The baffling guidance published by the Centers for Disease Control and Prevention last month advising against COVID-19 testing for those who have been exposed to the virus if they do not have symptoms was penned by Trump administration officials and published against the objections of CDC doctors, The New York Times reports. CDC scientists reportedly did not approve the recommendation that was put out via the agency’s website, as they normally would with medical matters, and they objected to its message after its publication. Staffers from the Department of Health and Human Services penned the memo, according to the Times. One federal official told the Times, “That was a doc that came from the top down, from the HHS and the task force. That policy does not reflect what many people at the CDC feel should be the policy.” Admiral Brett Giroir, testing coordinator for the CDC, reportedly said he did not know how or why the document skirted scientific review. Public health experts have largely maintained throughout the coronavirus pandemic that the United States needs to conduct more testing, not less.
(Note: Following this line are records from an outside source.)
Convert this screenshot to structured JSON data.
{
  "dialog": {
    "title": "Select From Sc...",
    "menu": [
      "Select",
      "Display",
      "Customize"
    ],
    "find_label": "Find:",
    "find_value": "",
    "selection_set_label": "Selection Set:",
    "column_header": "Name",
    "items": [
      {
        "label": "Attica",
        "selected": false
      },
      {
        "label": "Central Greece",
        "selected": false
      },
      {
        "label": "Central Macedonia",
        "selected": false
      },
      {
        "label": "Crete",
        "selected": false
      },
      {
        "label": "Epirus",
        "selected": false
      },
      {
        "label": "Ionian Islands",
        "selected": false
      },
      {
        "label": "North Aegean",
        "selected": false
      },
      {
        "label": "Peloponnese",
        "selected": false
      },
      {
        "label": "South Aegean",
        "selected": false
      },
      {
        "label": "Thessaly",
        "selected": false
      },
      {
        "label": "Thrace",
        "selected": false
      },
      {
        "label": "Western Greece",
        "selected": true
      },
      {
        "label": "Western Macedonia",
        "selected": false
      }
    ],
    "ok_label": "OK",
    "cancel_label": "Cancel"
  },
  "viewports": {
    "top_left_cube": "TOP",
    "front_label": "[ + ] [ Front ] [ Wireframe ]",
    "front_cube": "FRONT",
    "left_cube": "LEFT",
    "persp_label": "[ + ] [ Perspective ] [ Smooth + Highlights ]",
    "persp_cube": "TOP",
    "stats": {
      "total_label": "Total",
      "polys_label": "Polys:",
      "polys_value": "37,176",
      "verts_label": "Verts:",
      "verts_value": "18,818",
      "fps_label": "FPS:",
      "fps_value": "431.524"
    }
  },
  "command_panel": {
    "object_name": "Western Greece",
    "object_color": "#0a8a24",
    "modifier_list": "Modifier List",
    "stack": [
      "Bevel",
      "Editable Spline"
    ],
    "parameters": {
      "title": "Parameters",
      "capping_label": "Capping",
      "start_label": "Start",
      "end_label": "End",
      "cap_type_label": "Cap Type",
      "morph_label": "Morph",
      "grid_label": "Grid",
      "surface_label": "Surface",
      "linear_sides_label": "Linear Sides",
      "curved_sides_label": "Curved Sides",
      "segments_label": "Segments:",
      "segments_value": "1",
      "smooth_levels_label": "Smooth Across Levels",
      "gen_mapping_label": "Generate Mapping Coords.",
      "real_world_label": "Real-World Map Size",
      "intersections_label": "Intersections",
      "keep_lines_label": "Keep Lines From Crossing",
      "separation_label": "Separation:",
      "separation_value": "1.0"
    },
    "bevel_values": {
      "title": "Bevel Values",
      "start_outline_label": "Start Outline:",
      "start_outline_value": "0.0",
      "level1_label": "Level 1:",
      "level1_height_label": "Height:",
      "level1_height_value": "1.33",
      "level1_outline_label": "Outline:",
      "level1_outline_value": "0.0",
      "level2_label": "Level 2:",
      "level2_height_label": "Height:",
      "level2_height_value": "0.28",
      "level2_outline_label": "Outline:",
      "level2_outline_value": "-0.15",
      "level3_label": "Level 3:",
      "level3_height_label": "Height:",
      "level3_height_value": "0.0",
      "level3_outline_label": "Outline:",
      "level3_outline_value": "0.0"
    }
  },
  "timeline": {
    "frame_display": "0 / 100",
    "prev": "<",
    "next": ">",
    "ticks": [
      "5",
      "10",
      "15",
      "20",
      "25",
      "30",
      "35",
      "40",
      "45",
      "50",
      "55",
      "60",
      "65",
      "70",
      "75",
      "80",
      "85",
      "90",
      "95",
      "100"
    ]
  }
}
Dr. Anthony Fauci said he was under anesthesia at the time of the change.
Michael Caputo, the assistant secretary of public affairs at the Department of Health and Human Services who is now on a leave of absence, told The Daily Beast at the time, “I’m sure there are some middling individuals at the CDC who are dissatisfied with the weather, with the car they drive, with their work environment, but at the end of the day the fact of the matter is, this came from the CDC, this came from the scientist, this came from the task force. The politicians had nothing to do with it. No Trump, no Pence, no Azar.”